|Looking gloomy, Spidey?|
Theatre critics filed their reviews of Broadway’s “Spider-Man: Turn Off the Dark” for publication on Tuesday, even though that musical had not yet opened.
The reviews by the 12 critics including those from major dailies and tabloids were largely negative, in some cases emphatically so. Taken together, the notices yielded a consensus that the musical is hamstrung, in the words of the Chicago Tribune critic Chris Jones, by “an incoherent story” that is hurt more than helped by music, flying sequences and sets that neither live up to the creators’ estimable pedigrees nor to the show’s $65 million price tag.
|Spider Man will save the day!|
One review was particularly negative, saying the musical may “rank among the worst” in Broadway history. But another did mention the show was “unpredictably entertaining” and said that “even in the depths of ‘Spider-Man’s’ certifiably insane second act, I was riveted.”Some praises, however were given based on the creativity of the technical crew.

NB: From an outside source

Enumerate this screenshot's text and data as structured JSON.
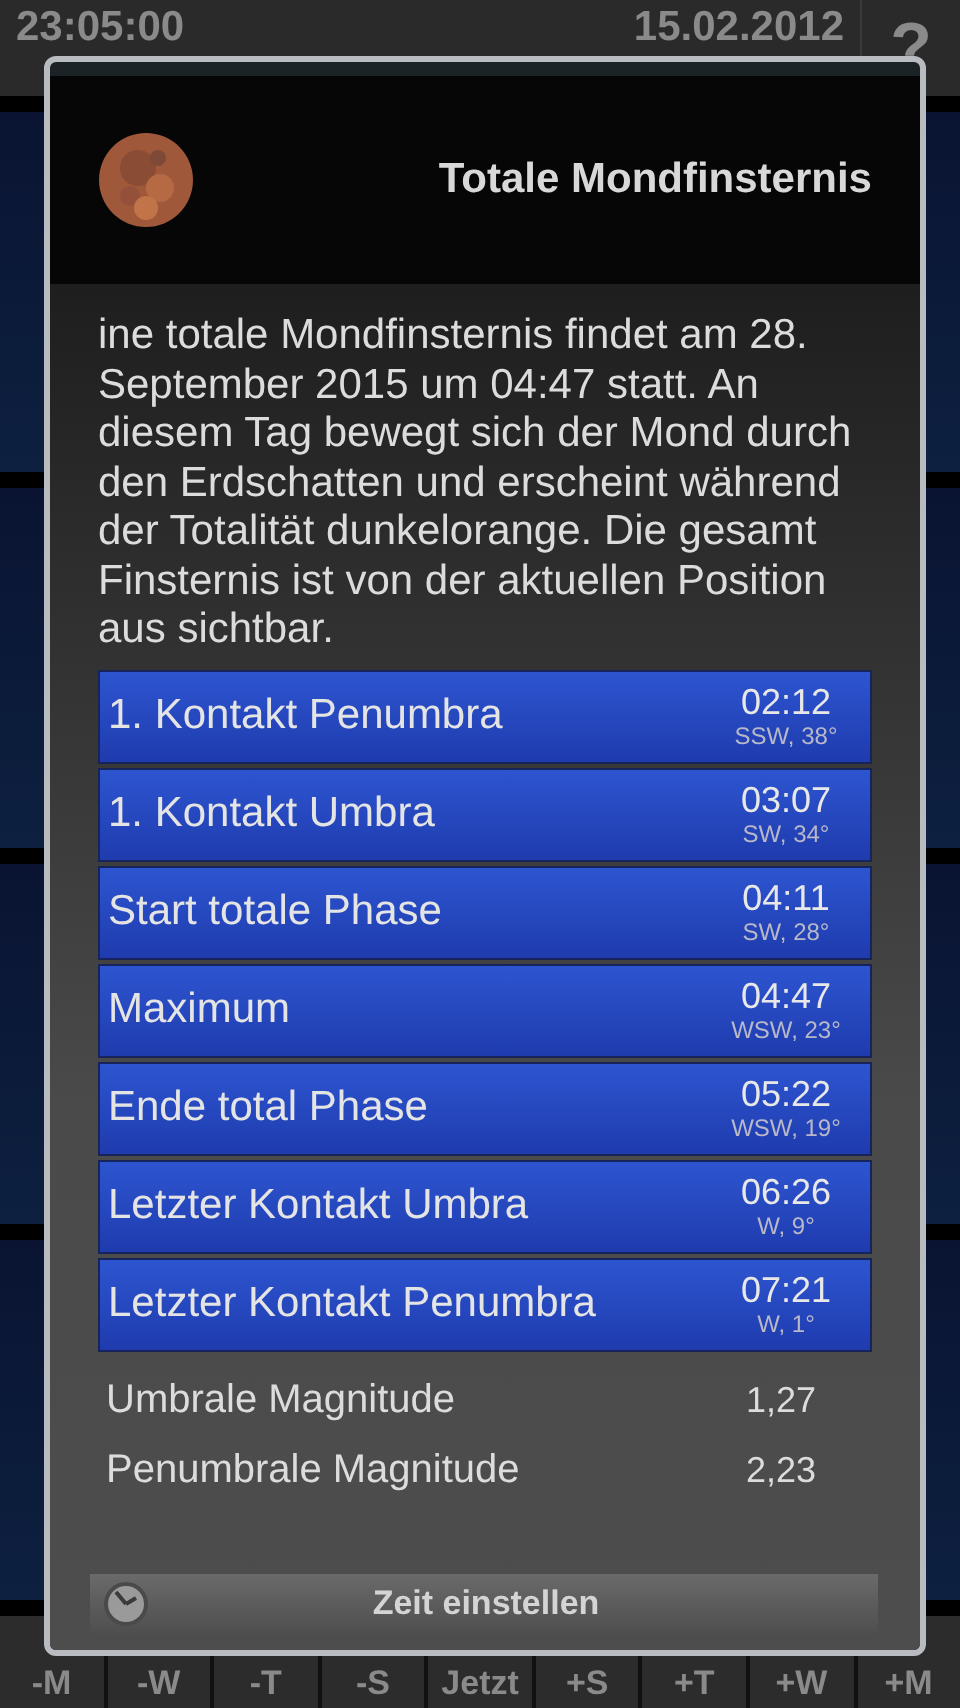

Asked if the early reviews set a precedent, several Broadway producers and theater owners said that the show was an exception, given its long preview period and high cost. (Most musicals have three or four weeks of previews and cost an average of $10 million or so.) A spokesman for Jujamcyn Theaters, said he was more interested in the extent to which amateur critics were changing the editors’ and professional critics’ decisions. He said he was watching “how the forces that they felt necessitated these pre-opening reviews — that so many people had already cast judgment on blogs and social networks and other coverage — will ultimately affect the dynamics of criticism in American culture.”